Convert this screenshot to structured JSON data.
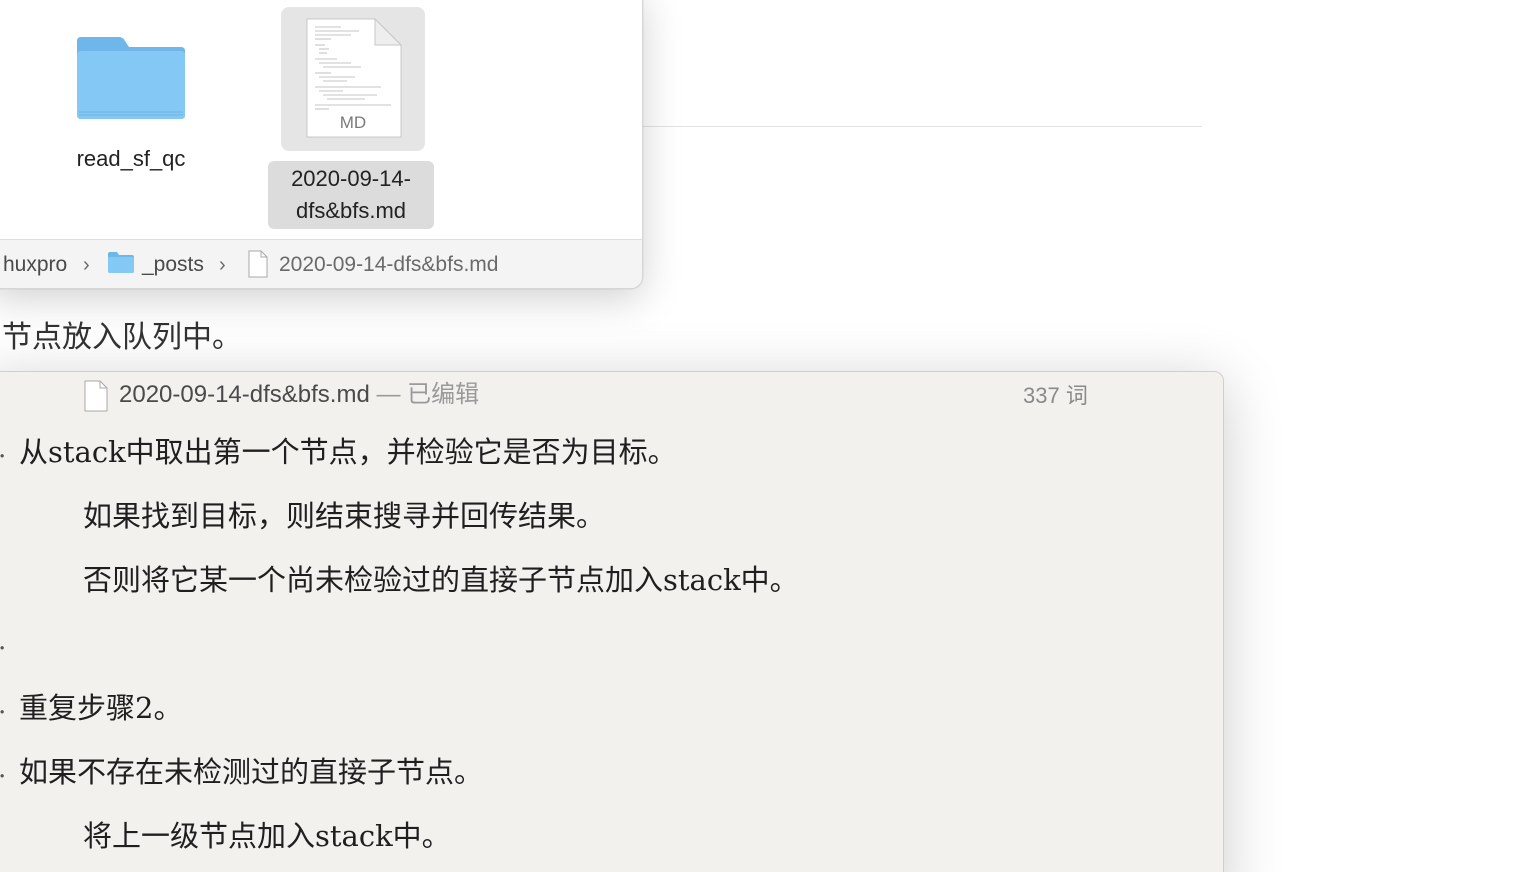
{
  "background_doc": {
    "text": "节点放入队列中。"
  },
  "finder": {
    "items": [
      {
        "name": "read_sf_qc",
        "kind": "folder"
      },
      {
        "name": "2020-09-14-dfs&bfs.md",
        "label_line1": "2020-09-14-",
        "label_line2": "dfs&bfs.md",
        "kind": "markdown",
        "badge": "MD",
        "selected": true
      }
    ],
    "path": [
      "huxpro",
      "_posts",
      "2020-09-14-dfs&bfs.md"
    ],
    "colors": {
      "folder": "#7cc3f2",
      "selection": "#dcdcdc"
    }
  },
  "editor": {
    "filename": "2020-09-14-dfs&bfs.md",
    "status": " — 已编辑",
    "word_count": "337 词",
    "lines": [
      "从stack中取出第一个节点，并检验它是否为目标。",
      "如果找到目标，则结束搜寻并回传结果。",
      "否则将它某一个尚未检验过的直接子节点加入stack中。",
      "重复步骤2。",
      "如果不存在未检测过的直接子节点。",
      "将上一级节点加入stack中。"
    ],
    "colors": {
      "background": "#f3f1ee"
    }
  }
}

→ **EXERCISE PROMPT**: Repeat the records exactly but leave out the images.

→ **RESULT OF THIS TASK**:
Convert this screenshot to structured JSON data.
{
  "background_doc": {
    "text": "节点放入队列中。"
  },
  "finder": {
    "items": [
      {
        "name": "read_sf_qc",
        "kind": "folder"
      },
      {
        "name": "2020-09-14-dfs&bfs.md",
        "label_line1": "2020-09-14-",
        "label_line2": "dfs&bfs.md",
        "kind": "markdown",
        "badge": "MD",
        "selected": true
      }
    ],
    "path": [
      "huxpro",
      "_posts",
      "2020-09-14-dfs&bfs.md"
    ],
    "colors": {
      "folder": "#7cc3f2",
      "selection": "#dcdcdc"
    }
  },
  "editor": {
    "filename": "2020-09-14-dfs&bfs.md",
    "status": " — 已编辑",
    "word_count": "337 词",
    "lines": [
      "从stack中取出第一个节点，并检验它是否为目标。",
      "如果找到目标，则结束搜寻并回传结果。",
      "否则将它某一个尚未检验过的直接子节点加入stack中。",
      "重复步骤2。",
      "如果不存在未检测过的直接子节点。",
      "将上一级节点加入stack中。"
    ],
    "colors": {
      "background": "#f3f1ee"
    }
  }
}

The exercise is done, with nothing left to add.